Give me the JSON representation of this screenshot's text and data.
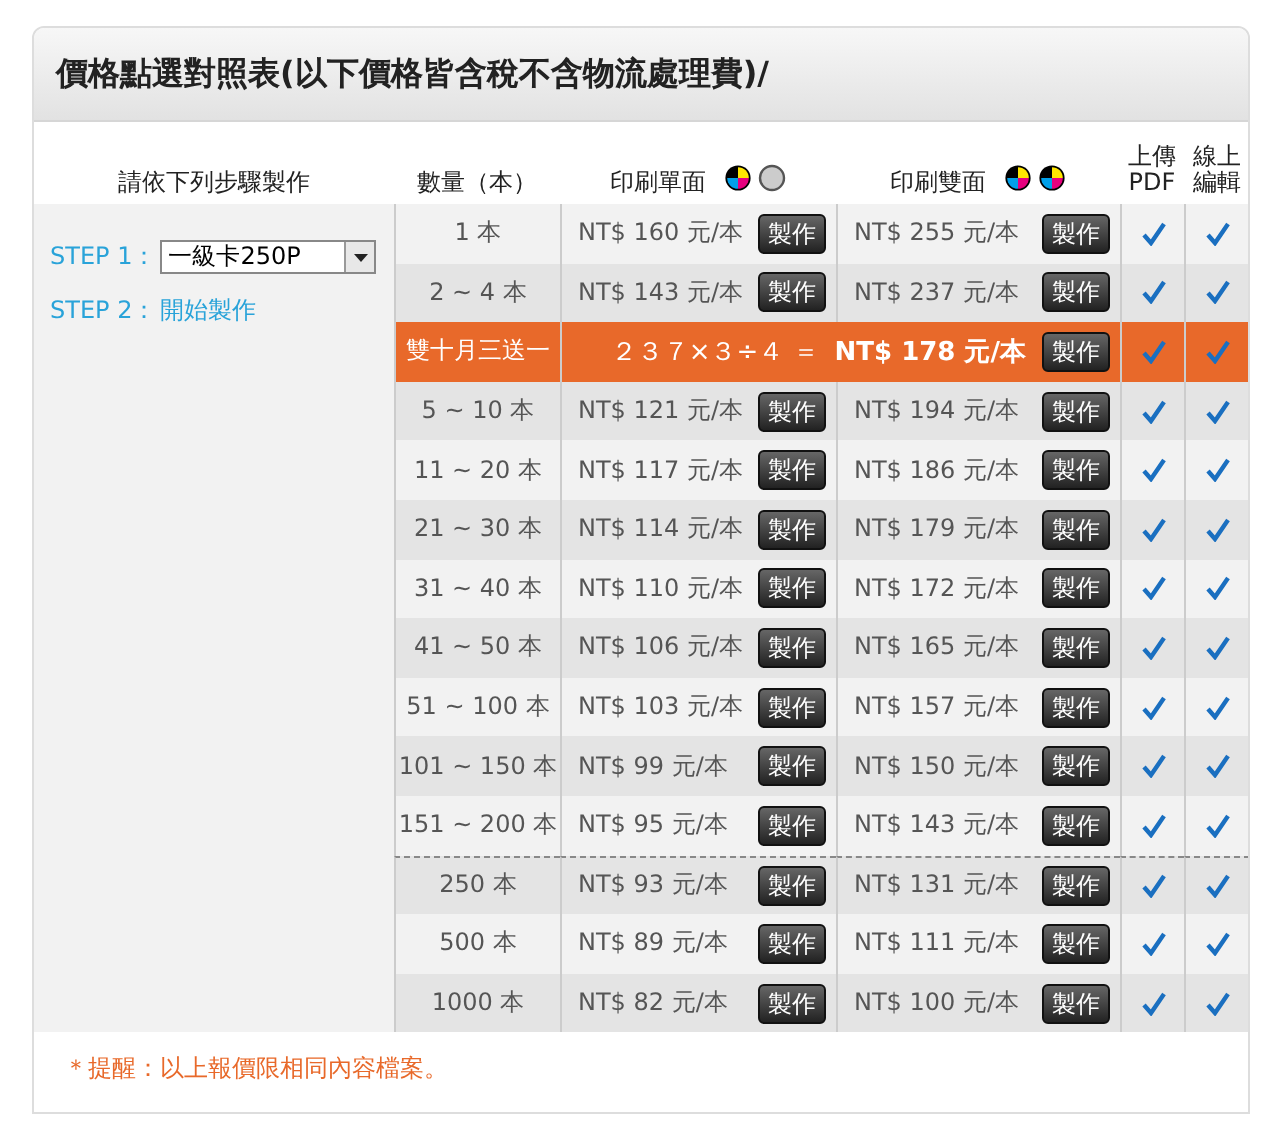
{
  "title": "價格點選對照表(以下價格皆含稅不含物流處理費)/",
  "columns": [
    {
      "lines": [
        "請依下列步驟製作"
      ]
    },
    {
      "lines": [
        "數量（本）"
      ]
    },
    {
      "lines": [
        "印刷單面"
      ]
    },
    {
      "lines": [
        "印刷雙面"
      ]
    },
    {
      "lines": [
        "上傳",
        "PDF"
      ]
    },
    {
      "lines": [
        "線上",
        "編輯"
      ]
    }
  ],
  "steps": {
    "step1_label": "STEP 1：",
    "select_value": "一級卡250P",
    "step2_label": "STEP 2：",
    "step2_link": "開始製作"
  },
  "rows": [
    {
      "kind": "regular",
      "quantity": "1 本",
      "single": "NT$ 160 元/本",
      "single_button": "製作",
      "double": "NT$ 255 元/本",
      "double_button": "製作",
      "pdf": true,
      "edit": true,
      "separator_above": false
    },
    {
      "kind": "regular",
      "quantity": "2 ~ 4 本",
      "single": "NT$ 143 元/本",
      "single_button": "製作",
      "double": "NT$ 237 元/本",
      "double_button": "製作",
      "pdf": true,
      "edit": true,
      "separator_above": false
    },
    {
      "kind": "promo",
      "quantity": "雙十月三送一",
      "single": "２３７×３÷４ ＝",
      "double": "NT$ 178 元/本",
      "double_button": "製作",
      "pdf": true,
      "edit": true,
      "separator_above": false
    },
    {
      "kind": "regular",
      "quantity": "5 ~ 10 本",
      "single": "NT$ 121 元/本",
      "single_button": "製作",
      "double": "NT$ 194 元/本",
      "double_button": "製作",
      "pdf": true,
      "edit": true,
      "separator_above": false
    },
    {
      "kind": "regular",
      "quantity": "11 ~ 20 本",
      "single": "NT$ 117 元/本",
      "single_button": "製作",
      "double": "NT$ 186 元/本",
      "double_button": "製作",
      "pdf": true,
      "edit": true,
      "separator_above": false
    },
    {
      "kind": "regular",
      "quantity": "21 ~ 30 本",
      "single": "NT$ 114 元/本",
      "single_button": "製作",
      "double": "NT$ 179 元/本",
      "double_button": "製作",
      "pdf": true,
      "edit": true,
      "separator_above": false
    },
    {
      "kind": "regular",
      "quantity": "31 ~ 40 本",
      "single": "NT$ 110 元/本",
      "single_button": "製作",
      "double": "NT$ 172 元/本",
      "double_button": "製作",
      "pdf": true,
      "edit": true,
      "separator_above": false
    },
    {
      "kind": "regular",
      "quantity": "41 ~ 50 本",
      "single": "NT$ 106 元/本",
      "single_button": "製作",
      "double": "NT$ 165 元/本",
      "double_button": "製作",
      "pdf": true,
      "edit": true,
      "separator_above": false
    },
    {
      "kind": "regular",
      "quantity": "51 ~ 100 本",
      "single": "NT$ 103 元/本",
      "single_button": "製作",
      "double": "NT$ 157 元/本",
      "double_button": "製作",
      "pdf": true,
      "edit": true,
      "separator_above": false
    },
    {
      "kind": "regular",
      "quantity": "101 ~ 150 本",
      "single": "NT$ 99 元/本",
      "single_button": "製作",
      "double": "NT$ 150 元/本",
      "double_button": "製作",
      "pdf": true,
      "edit": true,
      "separator_above": false
    },
    {
      "kind": "regular",
      "quantity": "151 ~ 200 本",
      "single": "NT$ 95 元/本",
      "single_button": "製作",
      "double": "NT$ 143 元/本",
      "double_button": "製作",
      "pdf": true,
      "edit": true,
      "separator_above": false
    },
    {
      "kind": "regular",
      "quantity": "250 本",
      "single": "NT$ 93 元/本",
      "single_button": "製作",
      "double": "NT$ 131 元/本",
      "double_button": "製作",
      "pdf": true,
      "edit": true,
      "separator_above": true
    },
    {
      "kind": "regular",
      "quantity": "500 本",
      "single": "NT$ 89 元/本",
      "single_button": "製作",
      "double": "NT$ 111 元/本",
      "double_button": "製作",
      "pdf": true,
      "edit": true,
      "separator_above": false
    },
    {
      "kind": "regular",
      "quantity": "1000 本",
      "single": "NT$ 82 元/本",
      "single_button": "製作",
      "double": "NT$ 100 元/本",
      "double_button": "製作",
      "pdf": true,
      "edit": true,
      "separator_above": false
    }
  ],
  "footnote": "＊提醒：以上報價限相同內容檔案。"
}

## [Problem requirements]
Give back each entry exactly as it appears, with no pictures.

## [The answer]
Give me the JSON representation of this screenshot's text and data.
{
  "title": "價格點選對照表(以下價格皆含稅不含物流處理費)/",
  "columns": [
    {
      "lines": [
        "請依下列步驟製作"
      ]
    },
    {
      "lines": [
        "數量（本）"
      ]
    },
    {
      "lines": [
        "印刷單面"
      ]
    },
    {
      "lines": [
        "印刷雙面"
      ]
    },
    {
      "lines": [
        "上傳",
        "PDF"
      ]
    },
    {
      "lines": [
        "線上",
        "編輯"
      ]
    }
  ],
  "steps": {
    "step1_label": "STEP 1：",
    "select_value": "一級卡250P",
    "step2_label": "STEP 2：",
    "step2_link": "開始製作"
  },
  "rows": [
    {
      "kind": "regular",
      "quantity": "1 本",
      "single": "NT$ 160 元/本",
      "single_button": "製作",
      "double": "NT$ 255 元/本",
      "double_button": "製作",
      "pdf": true,
      "edit": true,
      "separator_above": false
    },
    {
      "kind": "regular",
      "quantity": "2 ~ 4 本",
      "single": "NT$ 143 元/本",
      "single_button": "製作",
      "double": "NT$ 237 元/本",
      "double_button": "製作",
      "pdf": true,
      "edit": true,
      "separator_above": false
    },
    {
      "kind": "promo",
      "quantity": "雙十月三送一",
      "single": "２３７×３÷４ ＝",
      "double": "NT$ 178 元/本",
      "double_button": "製作",
      "pdf": true,
      "edit": true,
      "separator_above": false
    },
    {
      "kind": "regular",
      "quantity": "5 ~ 10 本",
      "single": "NT$ 121 元/本",
      "single_button": "製作",
      "double": "NT$ 194 元/本",
      "double_button": "製作",
      "pdf": true,
      "edit": true,
      "separator_above": false
    },
    {
      "kind": "regular",
      "quantity": "11 ~ 20 本",
      "single": "NT$ 117 元/本",
      "single_button": "製作",
      "double": "NT$ 186 元/本",
      "double_button": "製作",
      "pdf": true,
      "edit": true,
      "separator_above": false
    },
    {
      "kind": "regular",
      "quantity": "21 ~ 30 本",
      "single": "NT$ 114 元/本",
      "single_button": "製作",
      "double": "NT$ 179 元/本",
      "double_button": "製作",
      "pdf": true,
      "edit": true,
      "separator_above": false
    },
    {
      "kind": "regular",
      "quantity": "31 ~ 40 本",
      "single": "NT$ 110 元/本",
      "single_button": "製作",
      "double": "NT$ 172 元/本",
      "double_button": "製作",
      "pdf": true,
      "edit": true,
      "separator_above": false
    },
    {
      "kind": "regular",
      "quantity": "41 ~ 50 本",
      "single": "NT$ 106 元/本",
      "single_button": "製作",
      "double": "NT$ 165 元/本",
      "double_button": "製作",
      "pdf": true,
      "edit": true,
      "separator_above": false
    },
    {
      "kind": "regular",
      "quantity": "51 ~ 100 本",
      "single": "NT$ 103 元/本",
      "single_button": "製作",
      "double": "NT$ 157 元/本",
      "double_button": "製作",
      "pdf": true,
      "edit": true,
      "separator_above": false
    },
    {
      "kind": "regular",
      "quantity": "101 ~ 150 本",
      "single": "NT$ 99 元/本",
      "single_button": "製作",
      "double": "NT$ 150 元/本",
      "double_button": "製作",
      "pdf": true,
      "edit": true,
      "separator_above": false
    },
    {
      "kind": "regular",
      "quantity": "151 ~ 200 本",
      "single": "NT$ 95 元/本",
      "single_button": "製作",
      "double": "NT$ 143 元/本",
      "double_button": "製作",
      "pdf": true,
      "edit": true,
      "separator_above": false
    },
    {
      "kind": "regular",
      "quantity": "250 本",
      "single": "NT$ 93 元/本",
      "single_button": "製作",
      "double": "NT$ 131 元/本",
      "double_button": "製作",
      "pdf": true,
      "edit": true,
      "separator_above": true
    },
    {
      "kind": "regular",
      "quantity": "500 本",
      "single": "NT$ 89 元/本",
      "single_button": "製作",
      "double": "NT$ 111 元/本",
      "double_button": "製作",
      "pdf": true,
      "edit": true,
      "separator_above": false
    },
    {
      "kind": "regular",
      "quantity": "1000 本",
      "single": "NT$ 82 元/本",
      "single_button": "製作",
      "double": "NT$ 100 元/本",
      "double_button": "製作",
      "pdf": true,
      "edit": true,
      "separator_above": false
    }
  ],
  "footnote": "＊提醒：以上報價限相同內容檔案。"
}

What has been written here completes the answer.